* Source data
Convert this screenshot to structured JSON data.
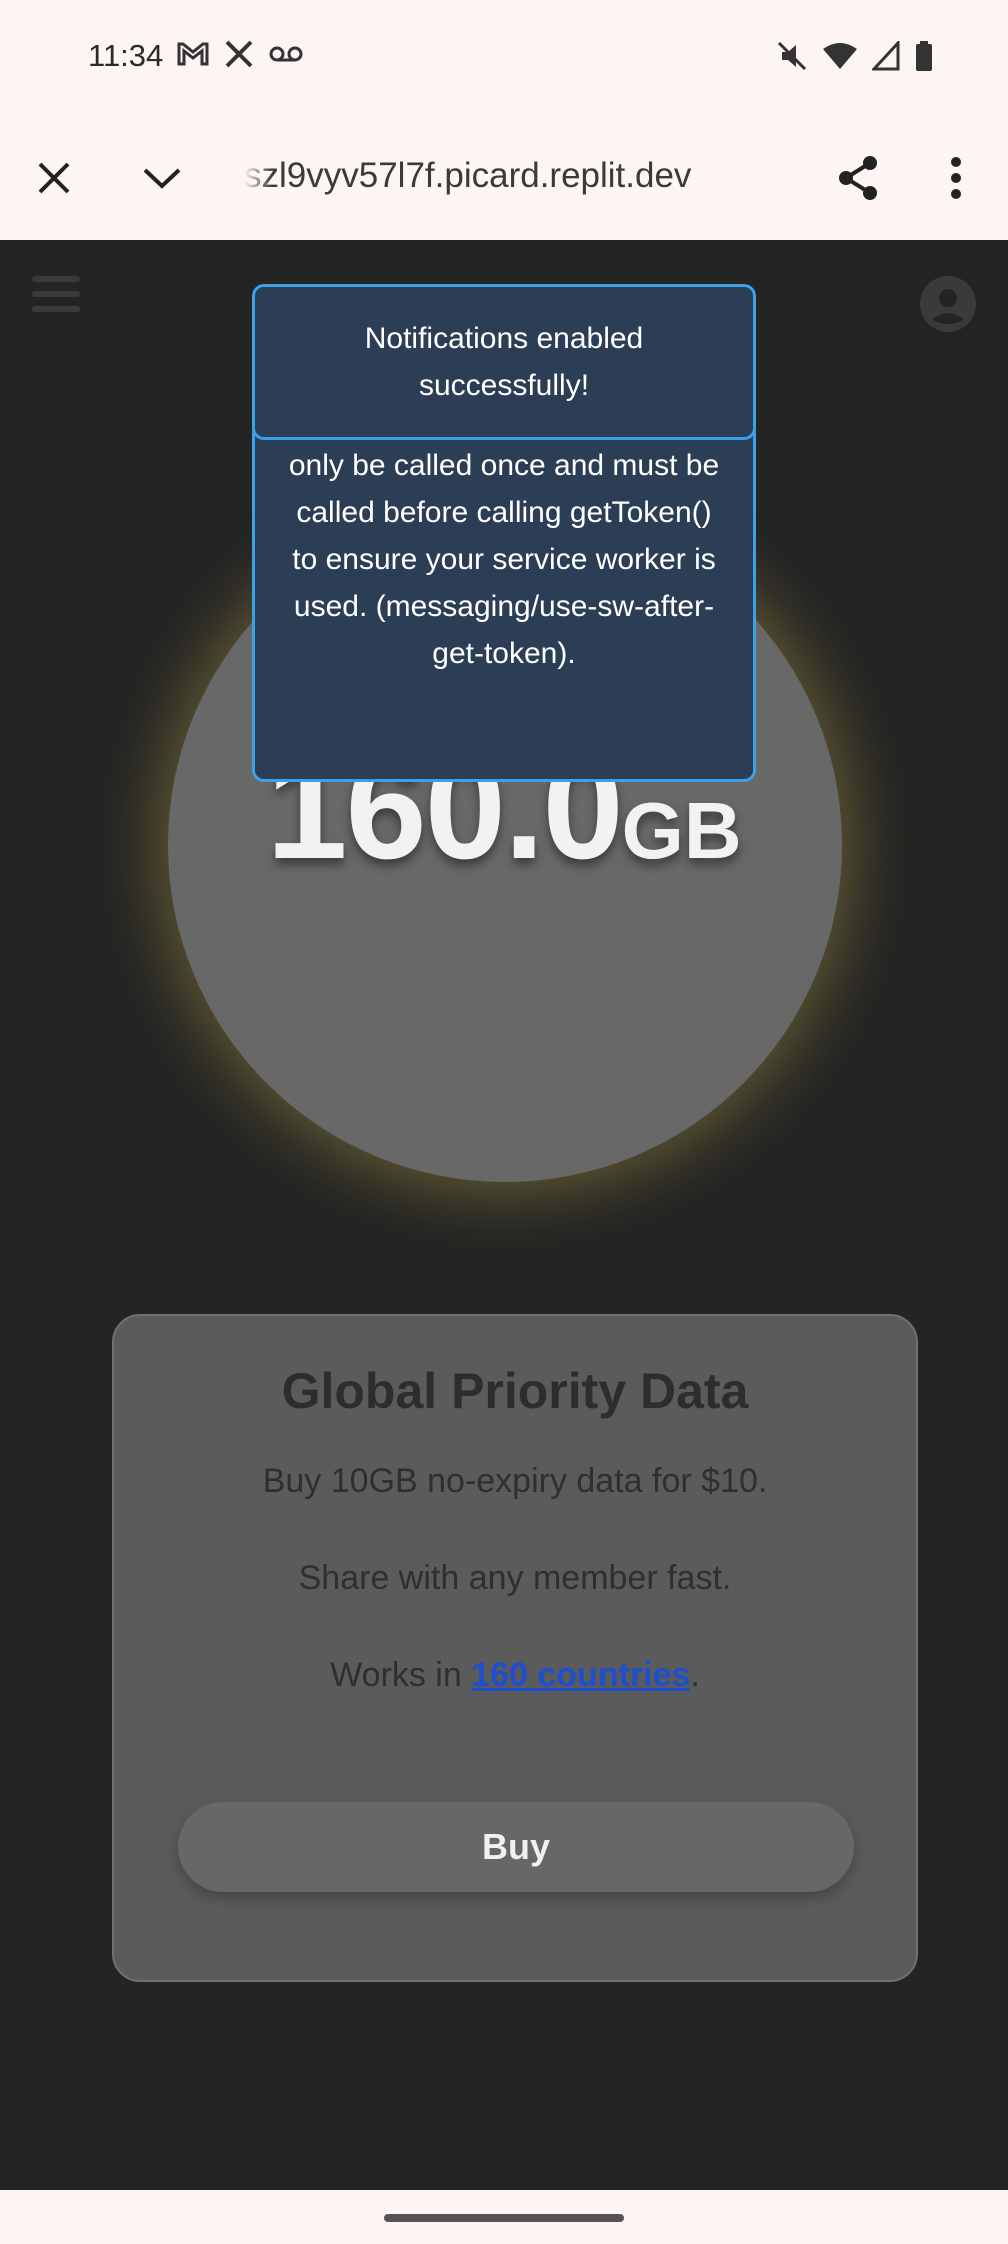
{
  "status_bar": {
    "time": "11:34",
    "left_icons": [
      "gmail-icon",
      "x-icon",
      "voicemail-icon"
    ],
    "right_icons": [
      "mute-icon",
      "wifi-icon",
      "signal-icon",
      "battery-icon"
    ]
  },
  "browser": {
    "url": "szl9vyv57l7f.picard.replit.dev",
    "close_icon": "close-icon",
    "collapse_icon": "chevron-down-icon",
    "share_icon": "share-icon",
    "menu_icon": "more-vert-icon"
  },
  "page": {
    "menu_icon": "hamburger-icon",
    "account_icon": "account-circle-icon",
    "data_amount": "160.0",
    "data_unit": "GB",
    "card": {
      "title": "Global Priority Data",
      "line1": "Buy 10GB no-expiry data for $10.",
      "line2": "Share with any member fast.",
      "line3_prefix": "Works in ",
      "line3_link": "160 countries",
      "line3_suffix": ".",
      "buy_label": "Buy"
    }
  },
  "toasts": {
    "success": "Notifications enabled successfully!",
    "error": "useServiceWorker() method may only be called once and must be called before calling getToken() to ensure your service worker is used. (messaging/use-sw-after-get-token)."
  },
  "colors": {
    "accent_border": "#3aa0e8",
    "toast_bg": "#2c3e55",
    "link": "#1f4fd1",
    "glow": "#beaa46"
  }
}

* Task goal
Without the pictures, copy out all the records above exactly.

* Solution
Convert this screenshot to structured JSON data.
{
  "status_bar": {
    "time": "11:34",
    "left_icons": [
      "gmail-icon",
      "x-icon",
      "voicemail-icon"
    ],
    "right_icons": [
      "mute-icon",
      "wifi-icon",
      "signal-icon",
      "battery-icon"
    ]
  },
  "browser": {
    "url": "szl9vyv57l7f.picard.replit.dev",
    "close_icon": "close-icon",
    "collapse_icon": "chevron-down-icon",
    "share_icon": "share-icon",
    "menu_icon": "more-vert-icon"
  },
  "page": {
    "menu_icon": "hamburger-icon",
    "account_icon": "account-circle-icon",
    "data_amount": "160.0",
    "data_unit": "GB",
    "card": {
      "title": "Global Priority Data",
      "line1": "Buy 10GB no-expiry data for $10.",
      "line2": "Share with any member fast.",
      "line3_prefix": "Works in ",
      "line3_link": "160 countries",
      "line3_suffix": ".",
      "buy_label": "Buy"
    }
  },
  "toasts": {
    "success": "Notifications enabled successfully!",
    "error": "useServiceWorker() method may only be called once and must be called before calling getToken() to ensure your service worker is used. (messaging/use-sw-after-get-token)."
  },
  "colors": {
    "accent_border": "#3aa0e8",
    "toast_bg": "#2c3e55",
    "link": "#1f4fd1",
    "glow": "#beaa46"
  }
}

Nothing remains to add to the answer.